Ok, I try to substitute u = x^2 Therefore I get:

u = x^2
x = u^(1/2)
du = 2x
dx = du/2

ok, then function looks like:
$\displaystyle \int \! x \left( u+1 \right) ^{2}\frac{du}{2}\$

or should it be:
$\displaystyle \int \! u^{\frac{1}{2}} \left( u+1 \right) ^{2}\frac{du}{2}\$

Could you help me little bit on this..what next or is it already wrong?
• Jan 3rd 2008, 02:17 AM
DivideBy0
Quote:
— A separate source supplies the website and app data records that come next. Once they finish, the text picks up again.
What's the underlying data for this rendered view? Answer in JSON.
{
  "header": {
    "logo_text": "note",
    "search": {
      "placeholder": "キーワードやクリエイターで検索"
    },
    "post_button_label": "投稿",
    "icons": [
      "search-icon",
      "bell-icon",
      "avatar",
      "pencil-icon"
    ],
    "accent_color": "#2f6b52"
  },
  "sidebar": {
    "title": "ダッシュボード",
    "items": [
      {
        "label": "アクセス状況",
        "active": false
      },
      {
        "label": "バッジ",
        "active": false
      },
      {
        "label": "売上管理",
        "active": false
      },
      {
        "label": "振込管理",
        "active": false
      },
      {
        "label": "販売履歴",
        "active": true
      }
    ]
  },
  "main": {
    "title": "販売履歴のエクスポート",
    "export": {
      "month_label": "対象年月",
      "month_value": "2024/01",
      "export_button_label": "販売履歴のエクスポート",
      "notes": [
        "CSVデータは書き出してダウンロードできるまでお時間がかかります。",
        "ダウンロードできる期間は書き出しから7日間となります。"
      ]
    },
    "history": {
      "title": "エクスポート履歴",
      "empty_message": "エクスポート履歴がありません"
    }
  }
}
Originally Posted by tabularasa
I'm now little bit confused. I have textbook that says:
$\displaystyle \int \! x \left( {x}^{2}+1 \right) ^{2}{dx}\$

Let $\displaystyle u = x^2+1$

$\displaystyle \,du = 2x\,dx\Rightarrow \,dx = \frac{\,du}{2x}$

So the integral becomes

$\displaystyle \int x\cdot u^2 \cdot \frac{\,du}{2x}$

$\displaystyle =\int u^2 \cdot \frac{\,du}{2}$

$\displaystyle =\frac{1}{2}\int u^2 \,du$

$\displaystyle =\frac{1}{2} \left(\frac{u^3}{3}\right)+C$

$\displaystyle =\frac{1}{2}\frac{(x^2+1)^3}{3}+C$

$\displaystyle =\frac{1}{6}(x^2+1)^3+C$
• Jan 3rd 2008, 03:26 AM
tabularasa
Quote:

Originally Posted by DivideBy0

$\displaystyle \,du = 2x\,dx\Rightarrow \,dx = \frac{\,du}{2x}$

So the integral becomes

$\displaystyle \int x\cdot u^2 \cdot \frac{\,du}{2x}$

Thank you! This was the part i've totally forgot with substitution. X to the bottom Now I see the light too. (Rofl)
• Jan 3rd 2008, 07:12 AM
tabularasa
I have one more question.
I want to integrate function x*(x+1)^3 with substitution u = (x+1)^3

How it continues?
• Jan 3rd 2008, 07:46 AM
colby2152
Quote:

Originally Posted by tabularasa
I have one more question.
I want to integrate function x*(x+1)^3 with substitution u = (x+1)^3

How it continues?

Substitute: $\displaystyle u = x+1$. The integrand then becomes $\displaystyle (u-1)u^3$ which simplifies to $\displaystyle u^4 - u^3$. I think you can handle it from here.